Stephanie Budge, PhD, Research Mentor
Dr. Budge is an Associate Professor of Counseling Psychology and the Director of the Advancing Health Equity and Diversity (AHEAD) program in the School of Medicine and Public Health at the University of Wisconsin-Madison. She founded the Trans CARE Collaborative in 2014, a research collective focused on best practices in conducting research that focuses on improving of medical and psychotherapy treatments (and access to care) for Two-spirit, trans, and nonbinary (2STNB) clients. In her role as the AHEAD Director, she facilitates a formal mentoring program for NIH-funded postdoctoral fellows conducting health equity research. She was also chosen as a postdoctoral mentor for the School of Medicine and Public Health’s Building Up program, which is an NIH-Funded program specifically targeting postdoctoral scholars of color at predominantly White institutions.
Aydin Bal, PhD, Research Mentor

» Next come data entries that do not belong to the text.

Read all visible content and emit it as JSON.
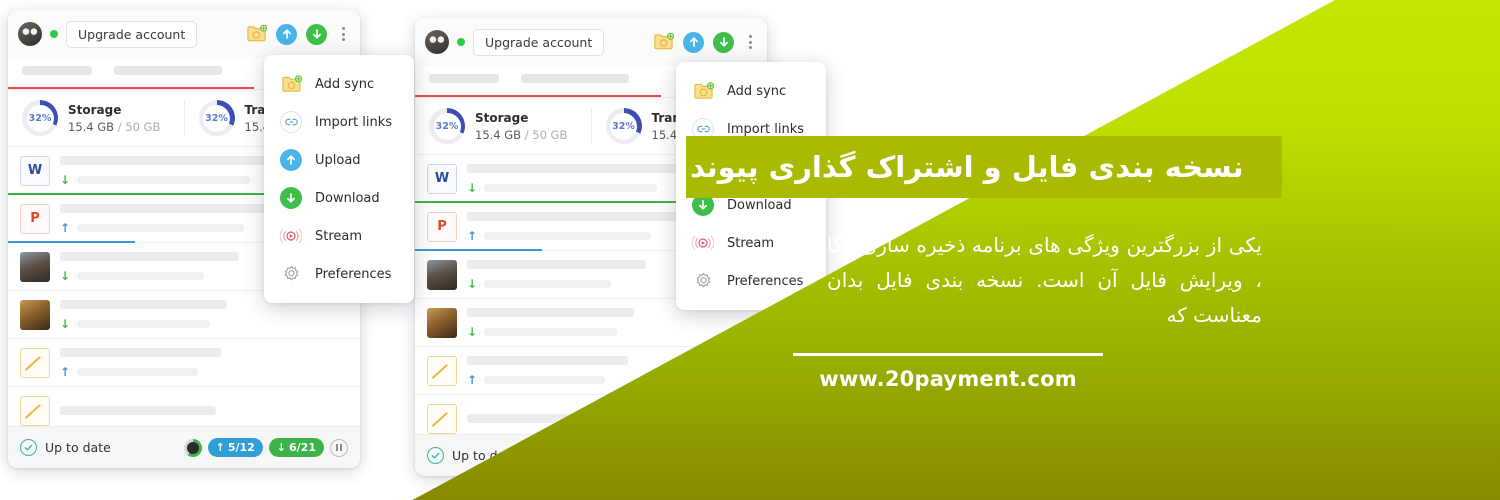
{
  "windows": [
    {
      "id": "window-primary",
      "header": {
        "upgrade_label": "Upgrade account",
        "avatar_name": "user-avatar",
        "online_status": "online",
        "icons": [
          "add-sync-folder-icon",
          "upload-icon",
          "download-icon",
          "more-options-icon"
        ]
      },
      "stats": [
        {
          "percent": "32%",
          "title": "Storage",
          "used": "15.4 GB",
          "separator": " / ",
          "total": "50 GB"
        },
        {
          "percent": "32%",
          "title": "Transfer",
          "used": "15.4",
          "separator": "",
          "total": ""
        }
      ],
      "files": [
        {
          "type": "W",
          "direction": "down",
          "progress": "green"
        },
        {
          "type": "P",
          "direction": "up",
          "progress": "blue"
        },
        {
          "type": "photo-bridge",
          "direction": "down",
          "progress": ""
        },
        {
          "type": "photo-portrait",
          "direction": "down",
          "progress": ""
        },
        {
          "type": "sketch",
          "direction": "up",
          "progress": ""
        },
        {
          "type": "sketch",
          "direction": "",
          "progress": ""
        }
      ],
      "statusbar": {
        "text": "Up to date",
        "upload_badge": "5/12",
        "download_badge": "6/21",
        "pause_label": "pause"
      }
    },
    {
      "id": "window-secondary",
      "header": {
        "upgrade_label": "Upgrade account",
        "avatar_name": "user-avatar",
        "online_status": "online"
      },
      "stats": [
        {
          "percent": "32%",
          "title": "Storage",
          "used": "15.4 GB",
          "separator": " / ",
          "total": "50 GB"
        },
        {
          "percent": "32%",
          "title": "Transfer",
          "used": "15.4",
          "separator": "",
          "total": ""
        }
      ],
      "statusbar": {
        "text": "Up to date"
      }
    }
  ],
  "menu": {
    "items": [
      {
        "label": "Add sync",
        "icon": "add-sync-folder-icon"
      },
      {
        "label": "Import links",
        "icon": "link-icon"
      },
      {
        "label": "Upload",
        "icon": "upload-icon"
      },
      {
        "label": "Download",
        "icon": "download-icon"
      },
      {
        "label": "Stream",
        "icon": "stream-icon"
      },
      {
        "label": "Preferences",
        "icon": "gear-icon"
      }
    ]
  },
  "promo": {
    "headline": "نسخه بندی فایل و اشتراک گذاری پیوند",
    "body": "یکی از بزرگترین ویژگی های برنامه ذخیره سازی مگا ، ویرایش فایل آن است. نسخه بندی فایل بدان معناست که",
    "url": "www.20payment.com"
  },
  "colors": {
    "green_top": "#c6e600",
    "green_bottom": "#878a00",
    "headline_box": "#a9bb00",
    "upload_blue": "#4ab3e8",
    "download_green": "#3fbf4a",
    "accent_red": "#f0474f"
  }
}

Dr. Bal is a Professor of Special Education. His research focuses on the interplay between culture, learning, and mental health across local and global education systems. Dr. Bal examines the social justice issues in education, family-school-community-university collaboration, and systemic transformation. He has developed a Culturally Responsive Positive Behavioral Interventions and Supports framework and the Learning Lab methodology. In Learning Labs, local stakeholders (students, families, educators, policy makers, and community representatives), especially those from historically marginalized communities, collectively design and implement culturally responsive behavioral support systems.
Robert Nix, PhD, Research Mentor
Dr. Nix is the Audrey Rothermel Bascom Professor of Human Development and Family Studies. His research program focuses on the development, implementation, and rigorous evaluation of preventive interventions designed to improve the lives of at-risk children and youth. He has been an investigator on 10 randomized controlled trials of preventive interventions, with combined budgets exceeding $45 million. All of those preventive interventions were conducted in low-income community settings, including Head Start centers and elementary schools. Dr. Nix has a strong track record of mentoring numerous graduate students and post-doctoral research scholars on his research projects, and has published empirical articles with most of them.